While 1 November marked a major compliance deadline, it is 1 December that new rules regarding flexible working arrangements for employees under industry awards take effect.
The change was made by the Fair Work Commission as part of its four-yearly review of modern awards.
Under the amendment, “An employer may only refuse a s.65 request for a change in working arrangements on ‘reasonable business grounds”.
In its judgement, the commission stated that:
“Before responding to a request made under s.65 [of the Fair Work Act], the employer must discuss the request with the employee and genuinely try to reach agreement on a change in working arrangements that will reasonably accommodate the employee’s circumstances having regard to:
- the needs of the employee arising from their circumstances;
- the consequences for the employee if changes in working arrangements are not made; and
- any reasonable business grounds for refusing the request.
“The employer must give the employee a written response to an employee’s s.65 request within 21 days, stating whether the employer grants or refuses the request.
“If the employer refuses the request, the written response must include details of the reasons for the refusal.”
Flexibility not guaranteed
From this date, noted Michael Wilkinson, a senior adviser at Employsure, employers will be required to make a genuine attempt to reach an agreement on flexible working arrangements, and to show detailed reasons for any refusals given.

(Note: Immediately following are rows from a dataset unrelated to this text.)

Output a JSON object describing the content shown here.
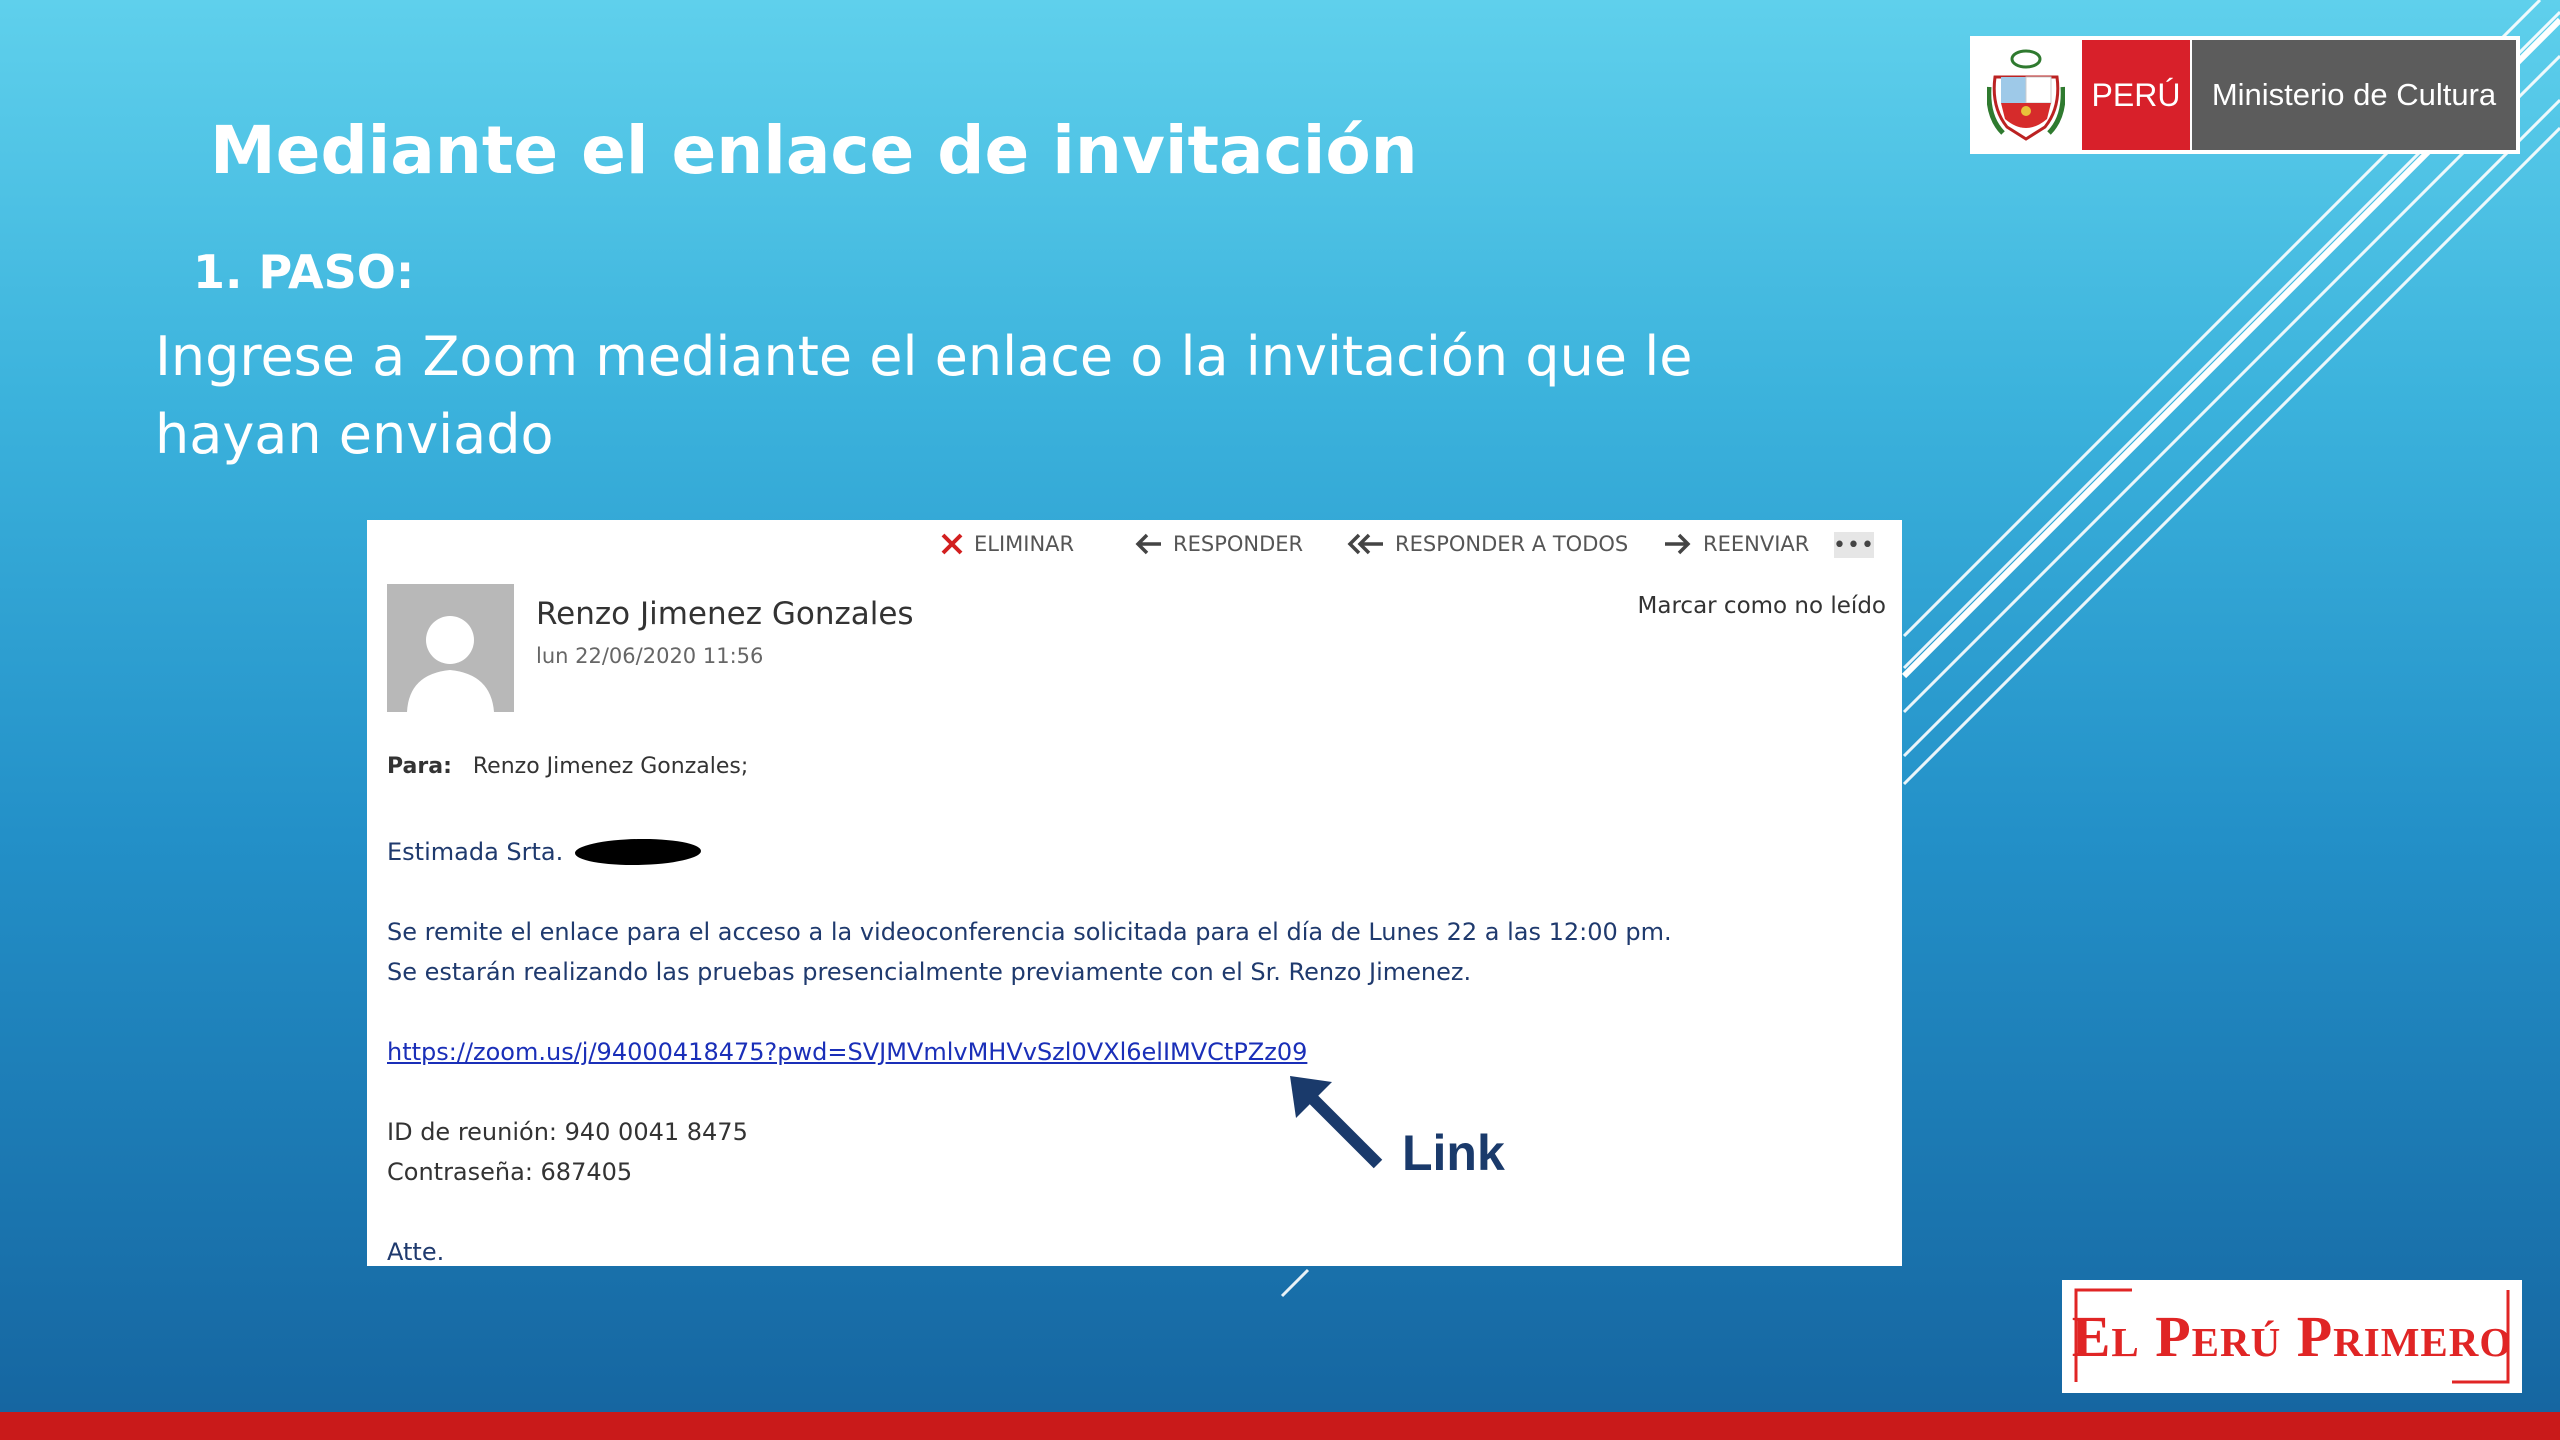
{
  "slide": {
    "title": "Mediante el enlace de invitación",
    "step_label": "1. PASO:",
    "instruction": "Ingrese a Zoom mediante el enlace o la invitación que le hayan enviado"
  },
  "ministry_logo": {
    "country": "PERÚ",
    "ministry": "Ministerio de Cultura",
    "country_color": "#d8202a",
    "ministry_color": "#5c5c5c"
  },
  "email": {
    "toolbar": {
      "delete": "ELIMINAR",
      "reply": "RESPONDER",
      "reply_all": "RESPONDER A TODOS",
      "forward": "REENVIAR",
      "more": "•••"
    },
    "sender": "Renzo Jimenez Gonzales",
    "date": "lun 22/06/2020 11:56",
    "mark_unread": "Marcar como no leído",
    "to_label": "Para:",
    "to_value": "Renzo Jimenez Gonzales;",
    "greeting": "Estimada Srta.",
    "body_line1": "Se remite el  enlace para el acceso a la videoconferencia solicitada para el día de Lunes  22 a las 12:00 pm.",
    "body_line2": "Se estarán  realizando las pruebas presencialmente previamente con el Sr. Renzo Jimenez.",
    "link": "https://zoom.us/j/94000418475?pwd=SVJMVmlvMHVvSzl0VXl6elIMVCtPZz09",
    "meeting_id": "ID de reunión: 940 0041 8475",
    "password": "Contraseña: 687405",
    "signoff": "Atte."
  },
  "annotation": {
    "label": "Link"
  },
  "footer_logo": {
    "text": "El Perú Primero",
    "color": "#e02525"
  },
  "colors": {
    "bottom_bar": "#c91a1a",
    "link": "#1a2fb8"
  }
}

“While workers don’t have an uninhibited right to their flexible work request, the new clause requires employers to detail any alternative arrangements they can provide and lets workers dispute whether employers have correctly followed the process,” the senior adviser said.

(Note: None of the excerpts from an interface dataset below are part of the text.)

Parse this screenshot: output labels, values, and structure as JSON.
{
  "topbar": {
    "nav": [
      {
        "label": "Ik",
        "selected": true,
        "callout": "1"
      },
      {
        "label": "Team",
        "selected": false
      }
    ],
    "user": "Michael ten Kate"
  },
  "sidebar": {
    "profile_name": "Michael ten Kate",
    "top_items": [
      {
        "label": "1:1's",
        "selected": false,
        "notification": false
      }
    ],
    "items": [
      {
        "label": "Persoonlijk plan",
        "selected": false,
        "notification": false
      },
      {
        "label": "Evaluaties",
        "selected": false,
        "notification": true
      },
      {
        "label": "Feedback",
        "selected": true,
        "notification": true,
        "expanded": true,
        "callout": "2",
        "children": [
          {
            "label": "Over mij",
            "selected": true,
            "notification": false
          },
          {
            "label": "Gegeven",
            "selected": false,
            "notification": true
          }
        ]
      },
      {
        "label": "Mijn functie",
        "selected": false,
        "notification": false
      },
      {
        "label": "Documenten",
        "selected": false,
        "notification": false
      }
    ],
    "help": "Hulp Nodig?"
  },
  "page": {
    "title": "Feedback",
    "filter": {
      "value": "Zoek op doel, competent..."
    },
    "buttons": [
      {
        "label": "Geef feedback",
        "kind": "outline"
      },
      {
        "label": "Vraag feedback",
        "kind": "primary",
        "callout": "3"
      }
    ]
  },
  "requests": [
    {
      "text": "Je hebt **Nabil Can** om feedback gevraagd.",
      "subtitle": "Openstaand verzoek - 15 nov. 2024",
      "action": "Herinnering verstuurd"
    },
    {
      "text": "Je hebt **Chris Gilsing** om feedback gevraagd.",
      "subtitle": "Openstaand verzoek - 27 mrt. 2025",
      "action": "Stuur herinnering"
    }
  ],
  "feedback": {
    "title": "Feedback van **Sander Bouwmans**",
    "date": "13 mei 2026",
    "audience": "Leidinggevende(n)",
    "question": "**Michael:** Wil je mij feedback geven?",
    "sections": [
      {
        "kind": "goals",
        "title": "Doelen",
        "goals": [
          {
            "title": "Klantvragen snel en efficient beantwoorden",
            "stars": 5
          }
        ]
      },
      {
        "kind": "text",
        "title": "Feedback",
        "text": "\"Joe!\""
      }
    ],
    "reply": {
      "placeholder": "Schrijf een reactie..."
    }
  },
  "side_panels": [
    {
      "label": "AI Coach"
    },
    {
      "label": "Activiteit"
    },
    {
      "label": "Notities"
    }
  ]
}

According to Mr Wilkinson, the new rules do not guarantee employees automatic rights to flexible arrangements, but they will be guaranteed the right to explanations why their requests may be denied following negotiations between the parties.
“Let’s say you approach your boss with a request to work from home two days per week. Your boss can refuse your request; however, they need to justify the reasonable business grounds, then state whether alternative options or a counteroffer is available,” Mr Wilkinson said.

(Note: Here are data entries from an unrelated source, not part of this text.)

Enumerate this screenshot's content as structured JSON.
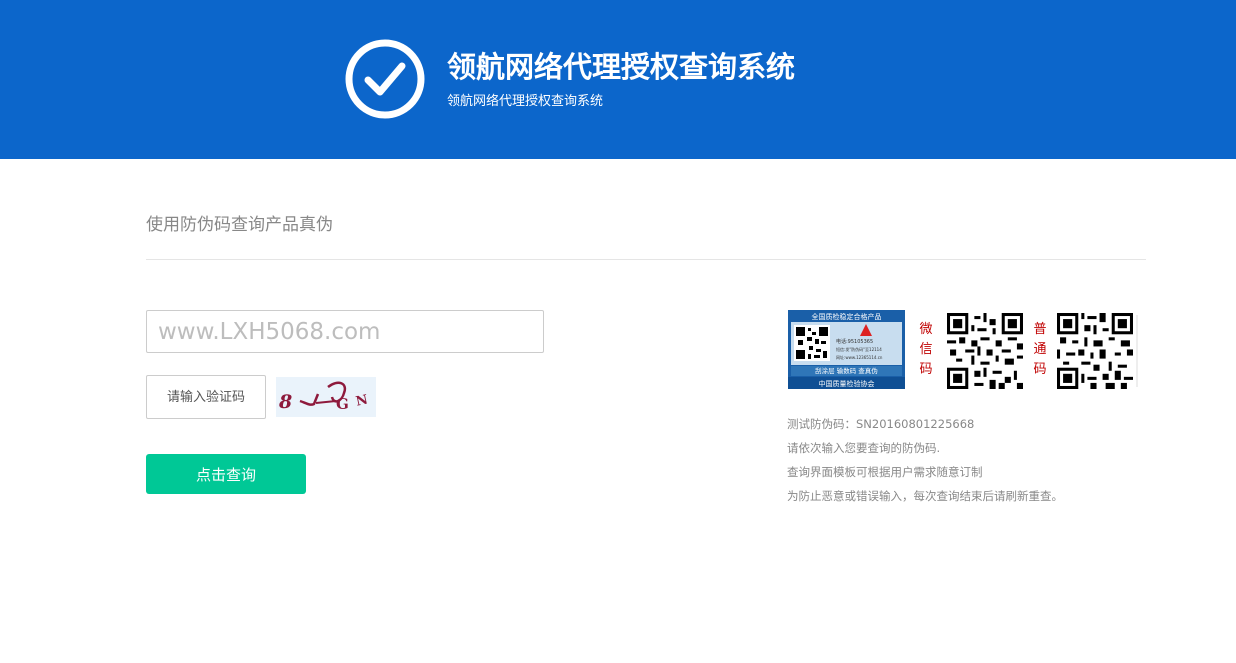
{
  "header": {
    "title": "领航网络代理授权查询系统",
    "subtitle": "领航网络代理授权查询系统",
    "logo_icon": "check-circle-icon",
    "bg_color": "#0c66cb"
  },
  "main": {
    "section_title": "使用防伪码查询产品真伪",
    "code_input": {
      "value": "",
      "placeholder": "www.LXH5068.com"
    },
    "captcha_input": {
      "value": "",
      "placeholder": "请输入验证码"
    },
    "captcha_image": {
      "text": "8 V G N"
    },
    "submit_label": "点击查询",
    "submit_color": "#00c896"
  },
  "sidebar": {
    "label_card": {
      "top_text": "全国质检稳定合格产品",
      "phone": "电话:95105365",
      "note": "短信:发\"防伪码\"至12114",
      "site": "网址:www.12365114.cn",
      "mid_text": "刮涂层  输数码  查真伪",
      "bottom_text": "中国质量检验协会"
    },
    "wechat_label": "微信码",
    "normal_label": "普通码",
    "info": [
      "测试防伪码：SN20160801225668",
      "请依次输入您要查询的防伪码.",
      "查询界面模板可根据用户需求随意订制",
      "为防止恶意或错误输入，每次查询结束后请刷新重查。"
    ]
  }
}
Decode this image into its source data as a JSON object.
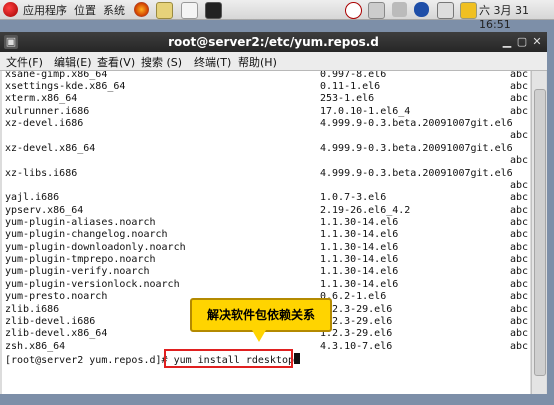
{
  "panel": {
    "apps": "应用程序",
    "places": "位置",
    "system": "系统",
    "datetime": "六 3月 31 16:51"
  },
  "window": {
    "title": "root@server2:/etc/yum.repos.d",
    "menus": [
      "文件(F)",
      "编辑(E)",
      "查看(V)",
      "搜索 (S)",
      "终端(T)",
      "帮助(H)"
    ]
  },
  "terminal": {
    "packages": [
      {
        "name": "xsane-gimp.x86_64",
        "version": "0.997-8.el6",
        "repo": "abc"
      },
      {
        "name": "xsettings-kde.x86_64",
        "version": "0.11-1.el6",
        "repo": "abc"
      },
      {
        "name": "xterm.x86_64",
        "version": "253-1.el6",
        "repo": "abc"
      },
      {
        "name": "xulrunner.i686",
        "version": "17.0.10-1.el6_4",
        "repo": "abc"
      },
      {
        "name": "xz-devel.i686",
        "version": "4.999.9-0.3.beta.20091007git.el6",
        "repo": "abc"
      },
      {
        "name": "xz-devel.x86_64",
        "version": "4.999.9-0.3.beta.20091007git.el6",
        "repo": "abc"
      },
      {
        "name": "xz-libs.i686",
        "version": "4.999.9-0.3.beta.20091007git.el6",
        "repo": "abc"
      },
      {
        "name": "yajl.i686",
        "version": "1.0.7-3.el6",
        "repo": "abc"
      },
      {
        "name": "ypserv.x86_64",
        "version": "2.19-26.el6_4.2",
        "repo": "abc"
      },
      {
        "name": "yum-plugin-aliases.noarch",
        "version": "1.1.30-14.el6",
        "repo": "abc"
      },
      {
        "name": "yum-plugin-changelog.noarch",
        "version": "1.1.30-14.el6",
        "repo": "abc"
      },
      {
        "name": "yum-plugin-downloadonly.noarch",
        "version": "1.1.30-14.el6",
        "repo": "abc"
      },
      {
        "name": "yum-plugin-tmprepo.noarch",
        "version": "1.1.30-14.el6",
        "repo": "abc"
      },
      {
        "name": "yum-plugin-verify.noarch",
        "version": "1.1.30-14.el6",
        "repo": "abc"
      },
      {
        "name": "yum-plugin-versionlock.noarch",
        "version": "1.1.30-14.el6",
        "repo": "abc"
      },
      {
        "name": "yum-presto.noarch",
        "version": "0.6.2-1.el6",
        "repo": "abc"
      },
      {
        "name": "zlib.i686",
        "version": "1.2.3-29.el6",
        "repo": "abc"
      },
      {
        "name": "zlib-devel.i686",
        "version": "1.2.3-29.el6",
        "repo": "abc"
      },
      {
        "name": "zlib-devel.x86_64",
        "version": "1.2.3-29.el6",
        "repo": "abc"
      },
      {
        "name": "zsh.x86_64",
        "version": "4.3.10-7.el6",
        "repo": "abc"
      }
    ],
    "prompt": "[root@server2 yum.repos.d]# ",
    "command": "yum install rdesktop"
  },
  "callout": {
    "text": "解决软件包依赖关系"
  }
}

Mr Wilkinson said that it is “quite common” for employers to reject requests for flexibility because it is too expensive to provide the necessary equipment, but also because of the belief that “the job simply cannot be done effectively from home”.
While cost may be a legitimate constraint, if communicated to the relevant employee, a personal bias by the manager against flexible working will not cut it.
“If an employee asks his or her boss to leave early twice a week for family commitments, employers need to consider how they will fill the gap. Is it necessary to fill the gap? Will significant change be required for the gap? If the gap needs to be filled, how much will it cost the business to fill such as advertising and training?” Mr Wilkinson said.
He urged employers to “be reasonable” in their approach to assessing any request for flexible arrangements, while reiterating that employers will remain within their rights to ensure employee performance is not compromised by granting such requests.
“Good businesses generally take these steps anyway, on the basis they value their staff,” the senior adviser said.
“For those businesses that aren’t currently flexible, they will need to bring their policies and practices into line from 1 December 2018.”
Required inclusions for denying a request for flexible working
The commission ruled that where employee requests are denied, their employer must provide a written response outlining the following points:
- Details of the reasons for the refusal, including the business ground or grounds for the refusal and how the ground or grounds apply.
- If the employer and employee could not agree on a change in working arrangements, a statement of whether or not there are any changes in working arrangements that the employer can offer the employee so as to better accommodate the employee’s circumstances; and if the employer can offer the employee such changes in working arrangements, set out those changes in working arrangements.
- If a change in working arrangements is agreed that was different from the original request, the written response needs to set out the agreed change(s) in working arrangements.